It’s been about 2.5 million years since our ancestors discovered the delectable qualities of animal flesh, and we have evolved into meat-eating creatures that enjoy eating creatures that eat plants. Think about the meats that you might find at the supermarket or on a restaurant menu: beef, chicken, pork, veal, lamb, duck, boar, buffalo, turkey, quail, goose, mutton, and rabbit. These are all grass or grain fed. Pigs, and boars are omnivorous, but the ones that make it to the grocers’ aisles or the restaurant kitchens have a strictly vegetarian diet. The boars in Tuscany, feeding heavily on Sangiovese grapes, are especially tasty, by the way. Even those animals less likely to be found on menus though consumed somewhere are also herbivores: venison, elk, ostrich, antelope, dove, pheasant, alligator, guinea pig and lama.

Not all mammals eaten by people just eat plants. Bears are carnivores and omnivores, but are rarely eaten in this country anymore, much less found on restaurant menus. Seals and dogs and cats are also meat-eaters and are regularly consumed in some cultures, but for the vast majority of meat consumed across the globe, there is a clear preference for those animals that just consume plants.

As for fish, this theme is not nearly absolute. Most of the fish we consume eat algae, plankton or some other type of plants, but there are many other species that eat other fish. Tuna, swordfish, king mackerel, grouper, tilefish and shark are the most prominent that are commercially fished. Excepting for the high mercury content, these are all very desirable, though shark maybe less so. But, fish have always been viewed differently than meat in most cultures. Strictures by the Roman Catholic Church against eating meat on certain days did not apply to fish, for example.

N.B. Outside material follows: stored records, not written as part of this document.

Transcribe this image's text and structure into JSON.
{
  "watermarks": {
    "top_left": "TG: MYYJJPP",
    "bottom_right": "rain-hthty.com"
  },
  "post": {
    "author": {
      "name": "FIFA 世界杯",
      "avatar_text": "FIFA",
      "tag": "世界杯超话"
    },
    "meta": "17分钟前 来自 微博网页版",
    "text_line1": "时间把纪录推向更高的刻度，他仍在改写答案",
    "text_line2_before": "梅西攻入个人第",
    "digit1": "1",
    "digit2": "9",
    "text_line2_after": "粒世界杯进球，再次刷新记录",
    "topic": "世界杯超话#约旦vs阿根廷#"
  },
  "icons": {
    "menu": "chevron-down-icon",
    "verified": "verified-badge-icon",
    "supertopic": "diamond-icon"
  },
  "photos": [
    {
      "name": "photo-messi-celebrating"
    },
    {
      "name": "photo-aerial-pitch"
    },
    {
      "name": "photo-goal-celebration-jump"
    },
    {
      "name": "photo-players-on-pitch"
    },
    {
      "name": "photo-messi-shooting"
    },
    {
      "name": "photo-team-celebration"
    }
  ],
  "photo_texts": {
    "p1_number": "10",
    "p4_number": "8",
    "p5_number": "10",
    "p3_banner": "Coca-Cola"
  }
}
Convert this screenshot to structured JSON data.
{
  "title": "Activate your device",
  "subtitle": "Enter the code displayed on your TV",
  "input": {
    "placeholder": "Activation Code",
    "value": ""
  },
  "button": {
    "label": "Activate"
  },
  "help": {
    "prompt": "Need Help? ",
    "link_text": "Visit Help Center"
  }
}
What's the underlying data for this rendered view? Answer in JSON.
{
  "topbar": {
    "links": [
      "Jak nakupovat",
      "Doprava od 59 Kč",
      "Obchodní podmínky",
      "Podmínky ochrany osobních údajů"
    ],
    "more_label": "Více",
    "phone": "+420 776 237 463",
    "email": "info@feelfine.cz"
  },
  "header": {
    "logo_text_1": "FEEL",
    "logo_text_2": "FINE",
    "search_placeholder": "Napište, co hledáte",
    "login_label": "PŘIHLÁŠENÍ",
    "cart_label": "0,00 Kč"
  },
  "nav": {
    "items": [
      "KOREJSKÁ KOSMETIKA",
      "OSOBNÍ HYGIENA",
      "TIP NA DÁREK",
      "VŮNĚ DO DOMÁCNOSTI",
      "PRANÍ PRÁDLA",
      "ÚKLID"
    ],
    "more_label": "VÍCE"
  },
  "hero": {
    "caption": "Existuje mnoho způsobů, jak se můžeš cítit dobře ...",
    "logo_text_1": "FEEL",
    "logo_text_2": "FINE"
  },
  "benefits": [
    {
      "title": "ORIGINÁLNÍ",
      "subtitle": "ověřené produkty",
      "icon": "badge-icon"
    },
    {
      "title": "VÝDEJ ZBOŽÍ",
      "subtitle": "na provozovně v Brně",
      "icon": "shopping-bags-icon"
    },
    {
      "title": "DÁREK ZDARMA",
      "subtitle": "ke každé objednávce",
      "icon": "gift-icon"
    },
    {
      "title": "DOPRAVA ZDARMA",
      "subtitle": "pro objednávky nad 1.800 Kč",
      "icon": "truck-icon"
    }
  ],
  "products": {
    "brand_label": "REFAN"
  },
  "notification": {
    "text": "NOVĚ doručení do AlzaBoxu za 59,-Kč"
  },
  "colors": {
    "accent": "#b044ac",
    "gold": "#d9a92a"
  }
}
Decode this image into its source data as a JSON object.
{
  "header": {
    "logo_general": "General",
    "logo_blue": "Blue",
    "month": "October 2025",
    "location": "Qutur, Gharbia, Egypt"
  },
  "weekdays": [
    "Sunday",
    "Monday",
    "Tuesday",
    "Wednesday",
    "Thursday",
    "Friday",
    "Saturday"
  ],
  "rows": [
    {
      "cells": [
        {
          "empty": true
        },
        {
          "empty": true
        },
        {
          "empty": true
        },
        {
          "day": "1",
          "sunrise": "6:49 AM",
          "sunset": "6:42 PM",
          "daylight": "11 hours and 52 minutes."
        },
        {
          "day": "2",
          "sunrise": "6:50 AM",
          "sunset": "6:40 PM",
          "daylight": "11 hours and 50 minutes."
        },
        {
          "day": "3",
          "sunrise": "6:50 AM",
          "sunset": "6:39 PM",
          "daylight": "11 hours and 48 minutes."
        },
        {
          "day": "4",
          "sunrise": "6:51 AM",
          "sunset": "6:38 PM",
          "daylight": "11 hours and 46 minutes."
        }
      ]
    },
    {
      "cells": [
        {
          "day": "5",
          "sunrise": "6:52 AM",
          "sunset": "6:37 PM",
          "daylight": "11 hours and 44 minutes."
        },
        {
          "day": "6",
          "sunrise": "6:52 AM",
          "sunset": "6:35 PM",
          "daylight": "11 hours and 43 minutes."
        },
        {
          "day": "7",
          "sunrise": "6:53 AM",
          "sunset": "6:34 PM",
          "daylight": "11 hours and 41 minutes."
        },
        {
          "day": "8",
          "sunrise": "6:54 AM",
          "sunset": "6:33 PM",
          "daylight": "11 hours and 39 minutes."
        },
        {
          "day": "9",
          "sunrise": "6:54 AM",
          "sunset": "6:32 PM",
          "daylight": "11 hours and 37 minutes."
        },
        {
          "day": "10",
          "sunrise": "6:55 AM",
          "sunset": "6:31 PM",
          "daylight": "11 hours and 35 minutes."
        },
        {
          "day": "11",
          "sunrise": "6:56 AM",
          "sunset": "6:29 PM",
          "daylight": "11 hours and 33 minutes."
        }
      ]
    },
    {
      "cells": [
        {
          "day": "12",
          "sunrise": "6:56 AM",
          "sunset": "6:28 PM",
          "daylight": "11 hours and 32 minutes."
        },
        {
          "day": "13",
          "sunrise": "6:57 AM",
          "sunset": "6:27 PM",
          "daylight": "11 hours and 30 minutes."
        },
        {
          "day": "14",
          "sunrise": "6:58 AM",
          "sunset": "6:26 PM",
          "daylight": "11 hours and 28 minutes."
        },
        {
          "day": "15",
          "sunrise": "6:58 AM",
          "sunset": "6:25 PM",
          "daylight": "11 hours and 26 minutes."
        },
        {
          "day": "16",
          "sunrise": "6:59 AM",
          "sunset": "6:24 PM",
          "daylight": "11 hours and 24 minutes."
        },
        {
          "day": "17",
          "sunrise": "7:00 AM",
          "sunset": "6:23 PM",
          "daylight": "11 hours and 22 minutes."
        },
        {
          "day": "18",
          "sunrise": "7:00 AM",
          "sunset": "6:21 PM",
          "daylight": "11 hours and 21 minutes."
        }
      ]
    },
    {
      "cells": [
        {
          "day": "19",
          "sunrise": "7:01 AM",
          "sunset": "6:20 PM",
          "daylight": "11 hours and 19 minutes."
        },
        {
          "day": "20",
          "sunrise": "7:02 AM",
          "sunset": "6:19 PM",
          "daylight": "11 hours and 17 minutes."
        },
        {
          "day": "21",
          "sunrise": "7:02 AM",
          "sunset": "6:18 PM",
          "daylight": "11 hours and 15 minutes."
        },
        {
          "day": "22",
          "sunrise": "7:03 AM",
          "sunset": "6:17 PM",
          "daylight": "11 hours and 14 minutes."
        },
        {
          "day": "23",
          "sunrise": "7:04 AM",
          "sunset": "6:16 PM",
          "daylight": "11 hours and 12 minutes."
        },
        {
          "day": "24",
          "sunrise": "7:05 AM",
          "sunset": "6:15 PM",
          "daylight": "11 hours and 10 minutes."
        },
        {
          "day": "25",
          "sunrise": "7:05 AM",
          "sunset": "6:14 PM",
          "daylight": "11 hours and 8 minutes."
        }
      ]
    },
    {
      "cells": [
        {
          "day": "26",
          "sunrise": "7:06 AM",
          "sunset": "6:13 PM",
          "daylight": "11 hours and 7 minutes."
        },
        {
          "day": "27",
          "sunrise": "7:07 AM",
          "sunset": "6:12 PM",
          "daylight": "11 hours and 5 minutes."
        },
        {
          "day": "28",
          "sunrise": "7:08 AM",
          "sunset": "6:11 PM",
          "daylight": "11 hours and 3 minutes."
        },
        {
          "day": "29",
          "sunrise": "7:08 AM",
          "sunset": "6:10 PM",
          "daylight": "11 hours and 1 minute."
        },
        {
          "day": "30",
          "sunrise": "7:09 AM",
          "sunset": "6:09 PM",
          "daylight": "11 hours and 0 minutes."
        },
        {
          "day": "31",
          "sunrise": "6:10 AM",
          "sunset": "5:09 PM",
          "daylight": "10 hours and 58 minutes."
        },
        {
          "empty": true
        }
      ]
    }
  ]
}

For whatever reason, as much as we humans enjoy meat, we like what we consume to eat quite a bit differently than we do.